Joe Haldeman was already a well-known figure in science fiction publishing, mainly for having published "The Forever War" in 1974, which also won the Nebula award in 1975 and the Hugo award in 1976. Despite what you might think from the title, though, "Forever Peace" is not a direct sequel to "The Forever War." It does, however, explore issues about war and its effects on soldiers from a different perspective.
In "Forever Peace," Julian Class is one of a group of soldiers who fight by operating "soldierboys." These are remote controlled battle machines, which allow the war to be fought by soldiers who remain safely in their homeland, hundreds of miles away from where the action is taking place.
The nanotechnology and other advances that make this possible are, however, not shared by everyone. Some countries have it, and fight against less technologically advanced nations whose people have to confront the soldierboys the old fashioned way, and fight and die themselves.
The soldiers who use the soldierboys are able to see what's happening during a battle as if they were really there, and the experiences they go through can still take an emotional toll. These experiences also tend to make soldiers bond closely between themselves, in a way that civilians can't understand.
War is also depicted as a form of entertainment. Video taken from battles is distributed for people's viewing pleasure. Some groups of soldiers even have fans who closely follow all of their battles.
In order to be able to connect to a soldierboy and work with a squad of soldiers, each individual soldier has to undergo an operation on their brain so they can "jack in." The procedure doesn't always work, though, with potentially serious consequences if it goes wrong.
(I'm going to re-iterate my spoiler warning here).
This technology, which enables one to jack in, turns out to have an ironic effect. Julian and some of his friends discover that, while it allows soldiers to communicate and literally be inside each other's heads, prolonged exposure to this linking with others can permanently make one more empathetic. And that could make it harder for a person to harm another human being.
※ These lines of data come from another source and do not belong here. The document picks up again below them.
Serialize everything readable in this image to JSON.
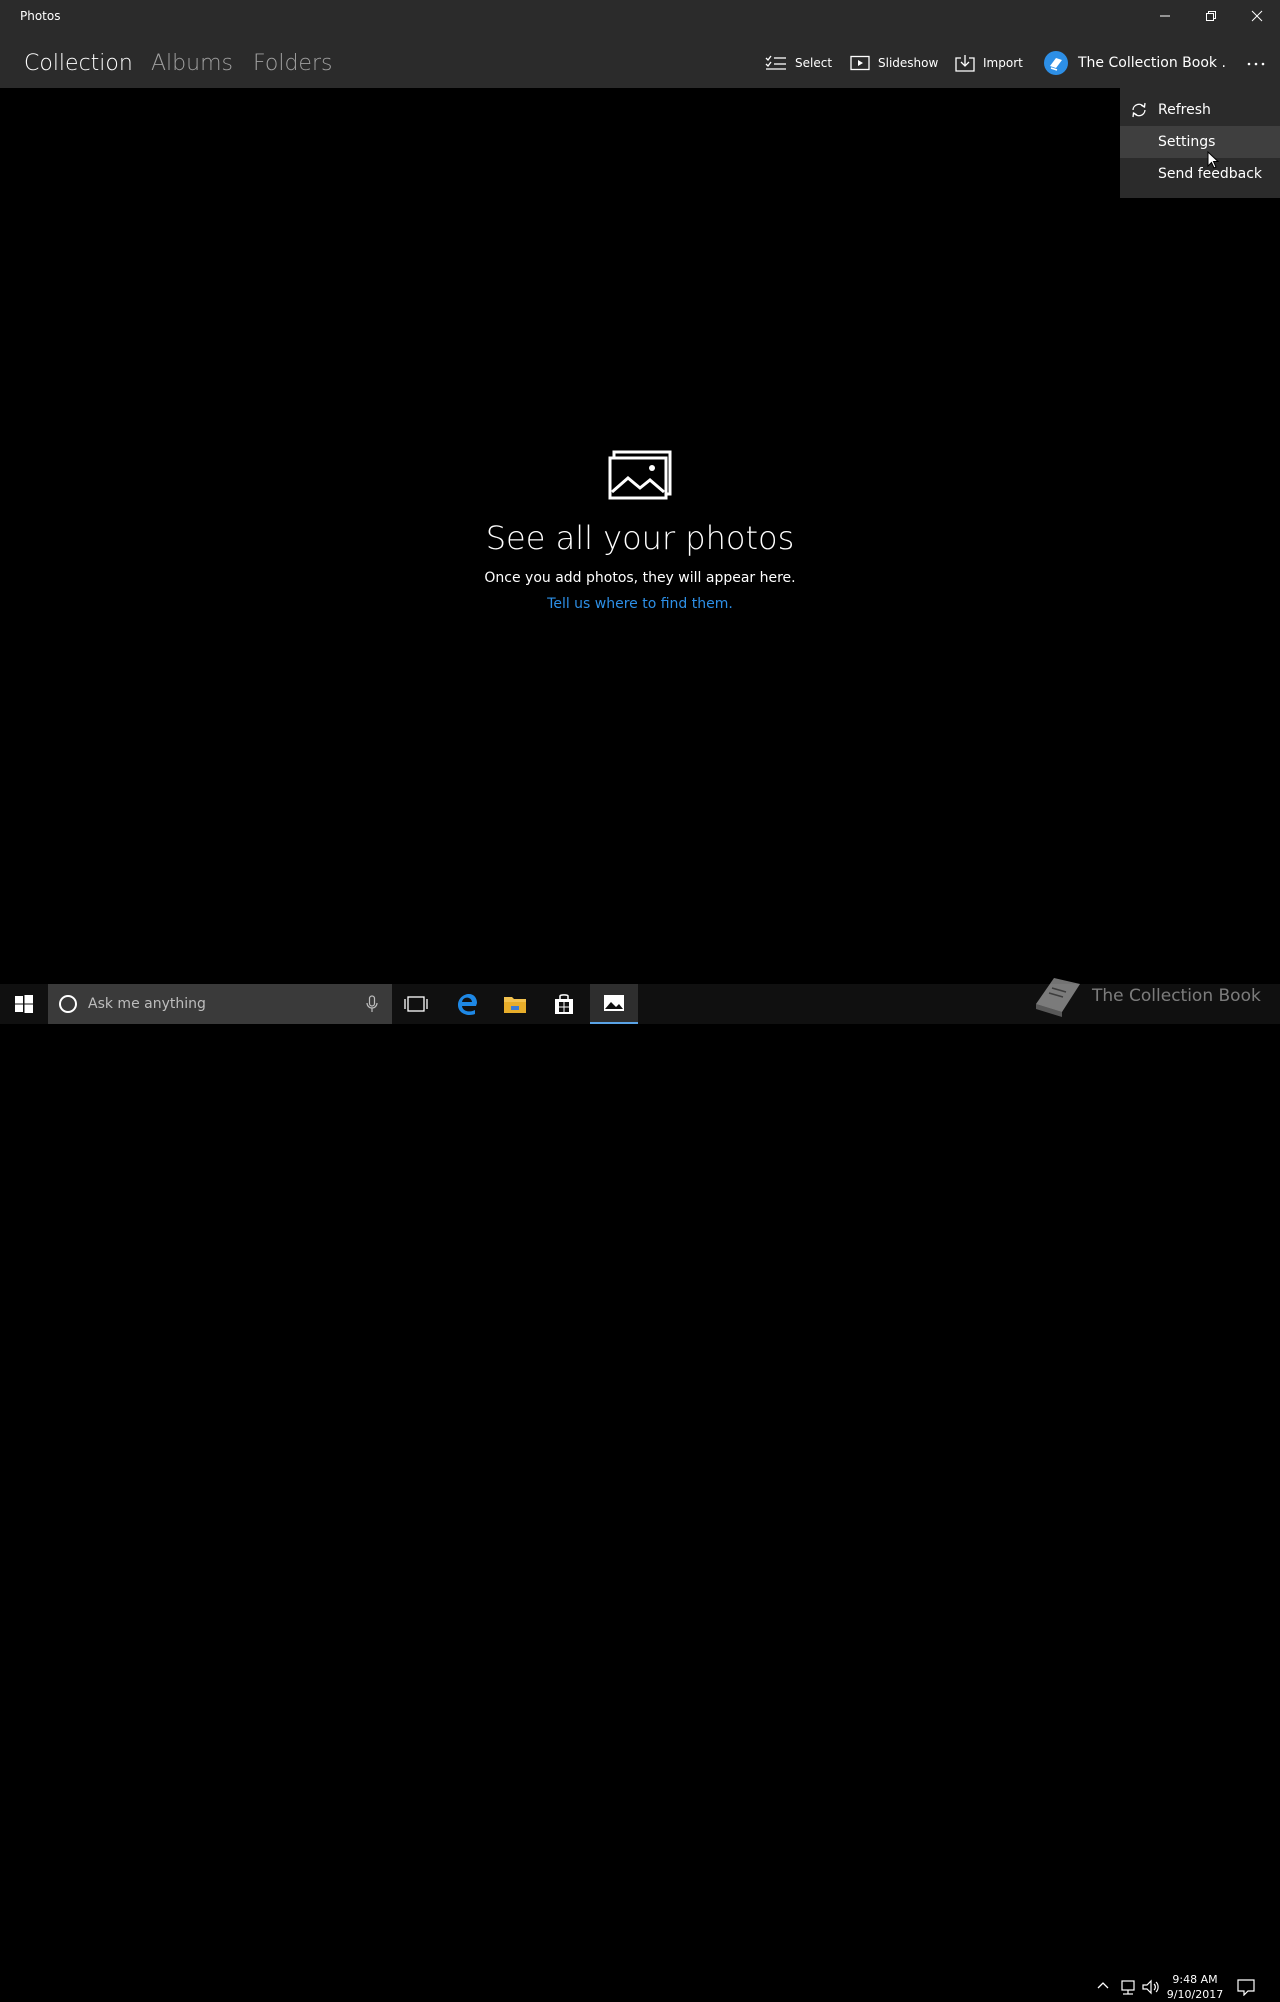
{
  "window": {
    "title": "Photos"
  },
  "nav": {
    "tabs": [
      {
        "label": "Collection",
        "active": true
      },
      {
        "label": "Albums",
        "active": false
      },
      {
        "label": "Folders",
        "active": false
      }
    ]
  },
  "commands": {
    "select": "Select",
    "slideshow": "Slideshow",
    "import": "Import",
    "account": "The Collection Book ."
  },
  "menu": {
    "items": [
      {
        "label": "Refresh",
        "icon": "refresh-icon"
      },
      {
        "label": "Settings"
      },
      {
        "label": "Send feedback"
      }
    ]
  },
  "empty_state": {
    "title": "See all your photos",
    "subtitle": "Once you add photos, they will appear here.",
    "link": "Tell us where to find them."
  },
  "taskbar": {
    "search_placeholder": "Ask me anything",
    "watermark": "The Collection Book",
    "time": "9:48 AM",
    "date": "9/10/2017"
  },
  "colors": {
    "accent": "#2d8fe6",
    "chrome": "#2b2b2b",
    "background": "#000000"
  }
}
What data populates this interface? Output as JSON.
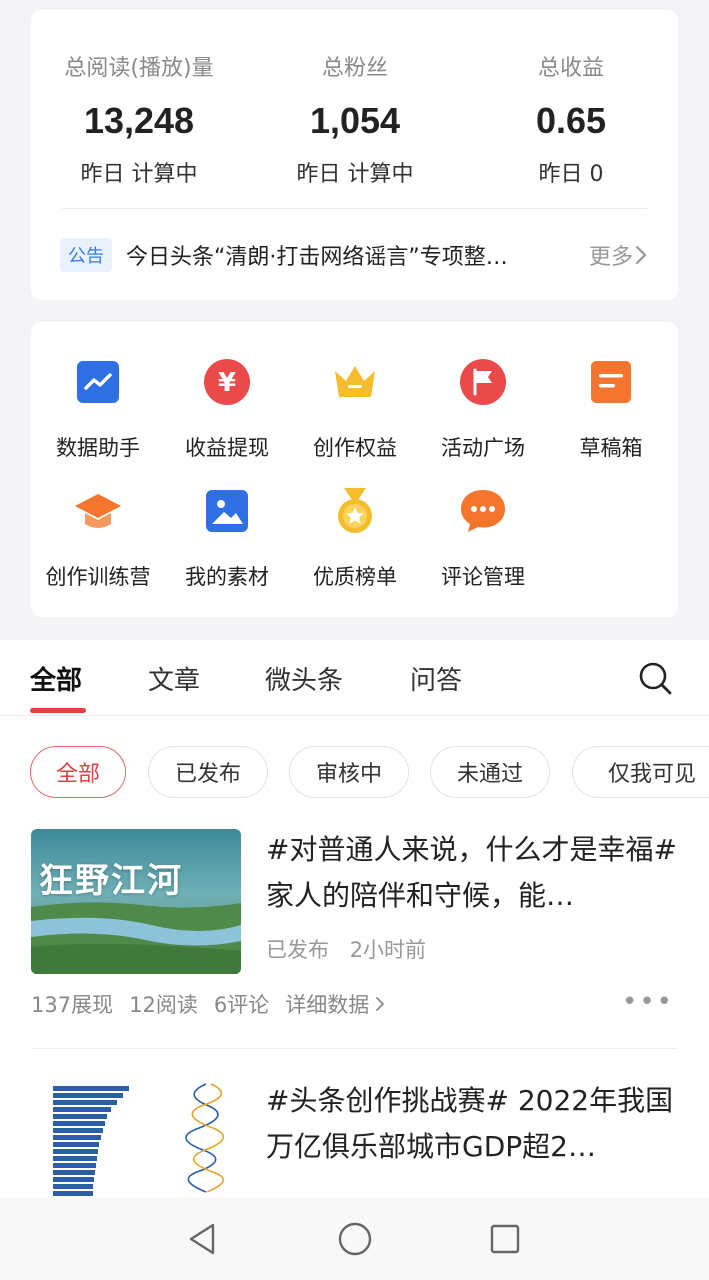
{
  "stats": {
    "items": [
      {
        "label": "总阅读(播放)量",
        "value": "13,248",
        "sub": "昨日 计算中"
      },
      {
        "label": "总粉丝",
        "value": "1,054",
        "sub": "昨日 计算中"
      },
      {
        "label": "总收益",
        "value": "0.65",
        "sub": "昨日 0"
      }
    ],
    "notice": {
      "tag": "公告",
      "text": "今日头条“清朗·打击网络谣言”专项整…",
      "more": "更多"
    }
  },
  "tools": [
    {
      "label": "数据助手",
      "icon": "chart-icon",
      "color": "#2f6fe4"
    },
    {
      "label": "收益提现",
      "icon": "yuan-coin-icon",
      "color": "#ea4a4a"
    },
    {
      "label": "创作权益",
      "icon": "crown-icon",
      "color": "#f5bd2e"
    },
    {
      "label": "活动广场",
      "icon": "flag-icon",
      "color": "#ea4a4a"
    },
    {
      "label": "草稿箱",
      "icon": "draft-box-icon",
      "color": "#f4762e"
    },
    {
      "label": "创作训练营",
      "icon": "graduation-cap-icon",
      "color": "#f4762e"
    },
    {
      "label": "我的素材",
      "icon": "image-icon",
      "color": "#2f6fe4"
    },
    {
      "label": "优质榜单",
      "icon": "medal-icon",
      "color": "#f5bd2e"
    },
    {
      "label": "评论管理",
      "icon": "comment-icon",
      "color": "#f4762e"
    }
  ],
  "tabs": [
    {
      "label": "全部",
      "active": true
    },
    {
      "label": "文章"
    },
    {
      "label": "微头条"
    },
    {
      "label": "问答"
    }
  ],
  "filters": [
    {
      "label": "全部",
      "active": true
    },
    {
      "label": "已发布"
    },
    {
      "label": "审核中"
    },
    {
      "label": "未通过"
    },
    {
      "label": "仅我可见"
    }
  ],
  "posts": [
    {
      "thumb_text": "狂野江河",
      "title": "#对普通人来说，什么才是幸福#家人的陪伴和守候，能…",
      "status": "已发布",
      "time": "2小时前",
      "impressions": "137展现",
      "reads": "12阅读",
      "comments": "6评论",
      "details": "详细数据"
    },
    {
      "title": "#头条创作挑战赛# 2022年我国万亿俱乐部城市GDP超2…"
    }
  ],
  "colors": {
    "accent": "#e04040",
    "blue": "#2f6fe4",
    "orange": "#f4762e",
    "yellow": "#f5bd2e"
  }
}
That makes them realize they may have found a tool that could bring about peace and end war at last.
That makes it a good example of a theme that runs through much of the science fiction genre. A lot ot scientific discoveries and technological innovations aren't necessarily good or evil all by themselves, but how human beings choose to use them is always the vital question.
There's another, parallel plot involving some physics experiments and an attempt to re-create the big bang, but which might have hugely destructive consequences. This threat adds more ugency to the characters' quest to change the world.
Many of the issues Haldeman brings in to this story are very real and relevant today, even though this novel is set in the future. It's a nice example of the way science fiction can show what can happen if we continue on the course we're on. The stark difference between have and have-not nations, highlighted by the way wars are fought is one example. War as a form of entertainment is something all too true - how many people are glued to their T.V. sets when a war is on? It's been that way since the Vietnam war, hasn't it? And the fact is, there is technology available today that is coming closer to making remote control war possible. Or even beyond that, automated war - there have been stories in the news recently about the use of armed robot drones in Iraq.
That's the sign of a good novel - no matter where or when it takes place, it shows us something relevant to the world today.